===== RECORDED INFORMATION

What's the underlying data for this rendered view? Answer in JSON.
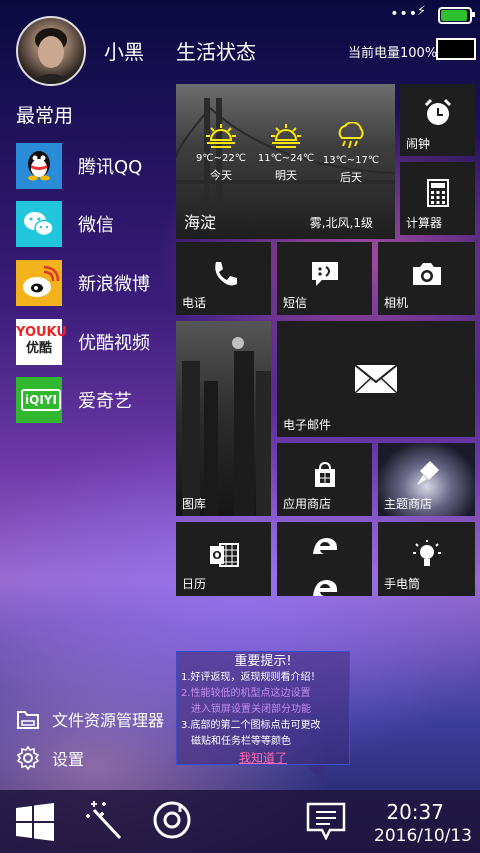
{
  "header": {
    "username": "小黑",
    "status_title": "生活状态",
    "battery_label": "当前电量100%"
  },
  "status_bar": {
    "dots": "•••",
    "battery_level": 1.0
  },
  "left": {
    "frequent_title": "最常用",
    "apps": [
      {
        "label": "腾讯QQ",
        "icon": "qq-icon"
      },
      {
        "label": "微信",
        "icon": "wechat-icon"
      },
      {
        "label": "新浪微博",
        "icon": "weibo-icon"
      },
      {
        "label": "优酷视频",
        "icon": "youku-icon",
        "logo_top": "YOUKU",
        "logo_bottom": "优酷"
      },
      {
        "label": "爱奇艺",
        "icon": "iqiyi-icon",
        "logo": "iQIYI"
      }
    ],
    "file_manager": "文件资源管理器",
    "settings": "设置"
  },
  "weather": {
    "days": [
      {
        "temp": "9℃~22℃",
        "day": "今天",
        "icon": "sun-icon"
      },
      {
        "temp": "11℃~24℃",
        "day": "明天",
        "icon": "sun-icon"
      },
      {
        "temp": "13℃~17℃",
        "day": "后天",
        "icon": "rain-icon"
      }
    ],
    "city": "海淀",
    "condition": "雾,北风,1级"
  },
  "tiles": {
    "alarm": "闹钟",
    "calculator": "计算器",
    "phone": "电话",
    "sms": "短信",
    "camera": "相机",
    "gallery": "图库",
    "email": "电子邮件",
    "store": "应用商店",
    "theme_store": "主题商店",
    "calendar": "日历",
    "flashlight": "手电筒"
  },
  "tip": {
    "title": "重要提示!",
    "line1": "1.好评返现，返现规则看介绍！",
    "line2": "2.性能较低的机型点这边设置",
    "line2b": "进入锁屏设置关闭部分功能",
    "line3": "3.底部的第二个图标点击可更改",
    "line3b": "磁贴和任务栏等等颜色",
    "ok": "我知道了"
  },
  "taskbar": {
    "time": "20:37",
    "date": "2016/10/13"
  },
  "colors": {
    "tile_bg": "#1e1e1e",
    "battery_green": "#2ec02e"
  }
}
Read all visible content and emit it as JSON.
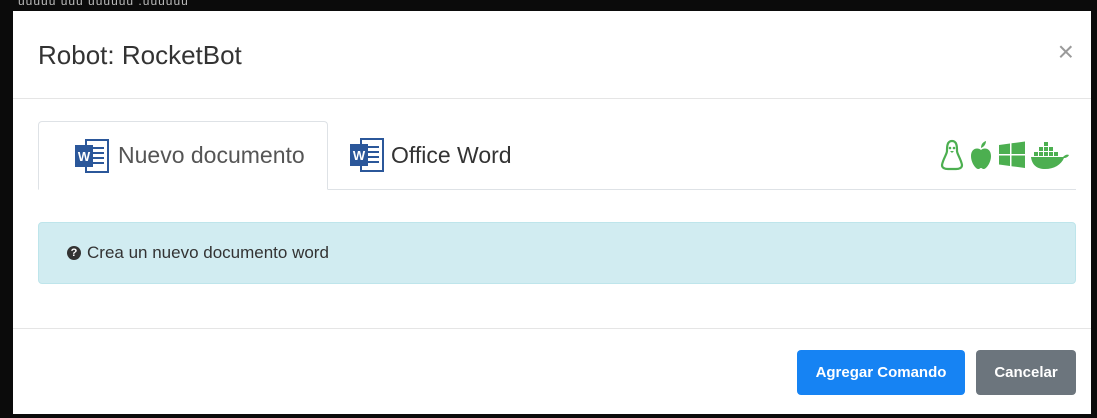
{
  "window_hint": "uuuuu uuu uuuuuu .uuuuuu",
  "modal": {
    "title": "Robot: RocketBot",
    "close_symbol": "×"
  },
  "tabs": [
    {
      "label": "Nuevo documento",
      "icon": "word-document-icon",
      "active": true
    },
    {
      "label": "Office Word",
      "icon": "word-document-icon",
      "active": false
    }
  ],
  "os_icons": [
    "linux-icon",
    "apple-icon",
    "windows-icon",
    "docker-icon"
  ],
  "alert": {
    "icon": "question-circle-icon",
    "text": "Crea un nuevo documento word"
  },
  "footer": {
    "primary_label": "Agregar Comando",
    "secondary_label": "Cancelar"
  },
  "colors": {
    "accent": "#1683f3",
    "secondary": "#6c757d",
    "alert_bg": "#d1ecf1",
    "os_icon_green": "#4caf50",
    "word_blue": "#2b579a"
  }
}
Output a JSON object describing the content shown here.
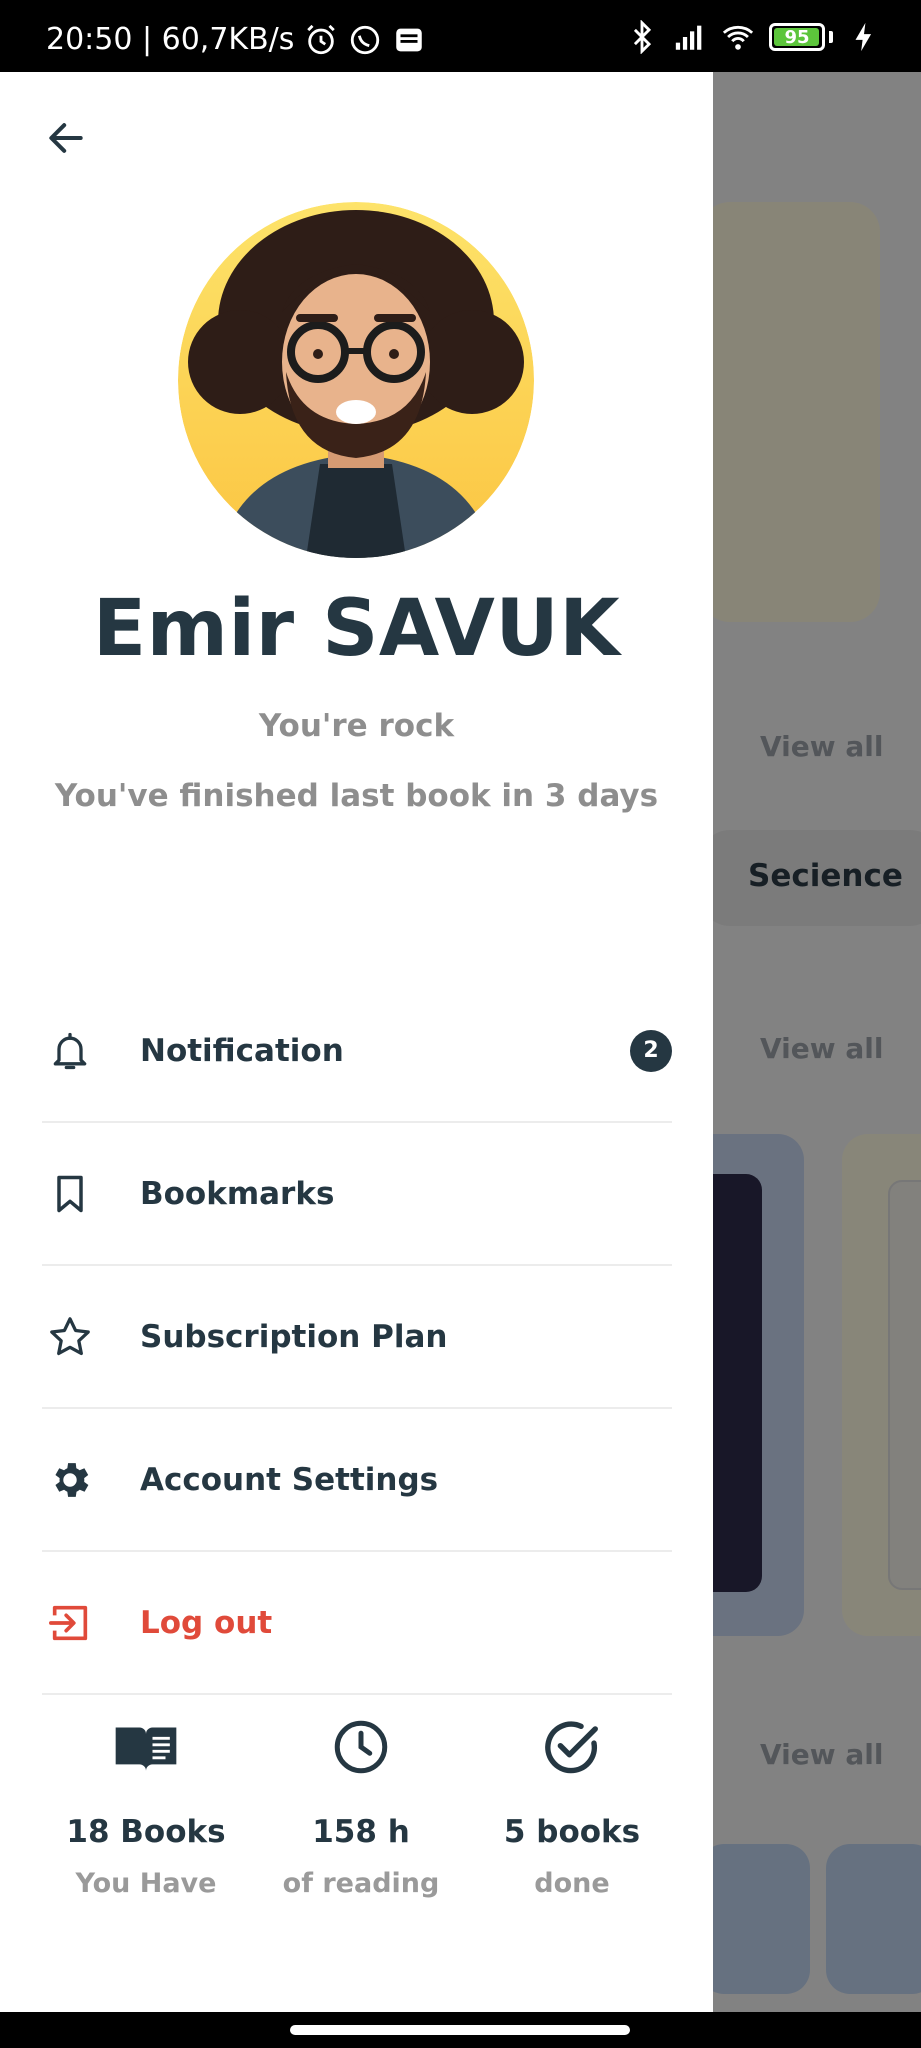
{
  "status_bar": {
    "time_speed": "20:50 | 60,7KB/s",
    "battery": "95"
  },
  "background": {
    "view_all_1": "View all",
    "view_all_2": "View all",
    "view_all_3": "View all",
    "chip_label": "Secience"
  },
  "profile": {
    "name": "Emir SAVUK",
    "tagline": "You're rock",
    "subline": "You've finished last book in 3 days"
  },
  "menu": {
    "items": [
      {
        "label": "Notification",
        "icon": "bell-icon",
        "badge": "2"
      },
      {
        "label": "Bookmarks",
        "icon": "bookmark-icon"
      },
      {
        "label": "Subscription Plan",
        "icon": "star-icon"
      },
      {
        "label": "Account Settings",
        "icon": "gear-icon"
      },
      {
        "label": "Log out",
        "icon": "logout-icon"
      }
    ]
  },
  "stats": [
    {
      "value": "18 Books",
      "label": "You Have",
      "icon": "open-book-icon"
    },
    {
      "value": "158 h",
      "label": "of reading",
      "icon": "clock-icon"
    },
    {
      "value": "5 books",
      "label": "done",
      "icon": "check-circle-icon"
    }
  ],
  "colors": {
    "primary": "#253742",
    "logout": "#e04a3a",
    "muted": "#8e8e8e"
  }
}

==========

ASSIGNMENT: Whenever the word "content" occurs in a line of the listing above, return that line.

TASK OUTPUT:
Read all visible content and emit it as JSON.
Output a JSON object describing the content shown here.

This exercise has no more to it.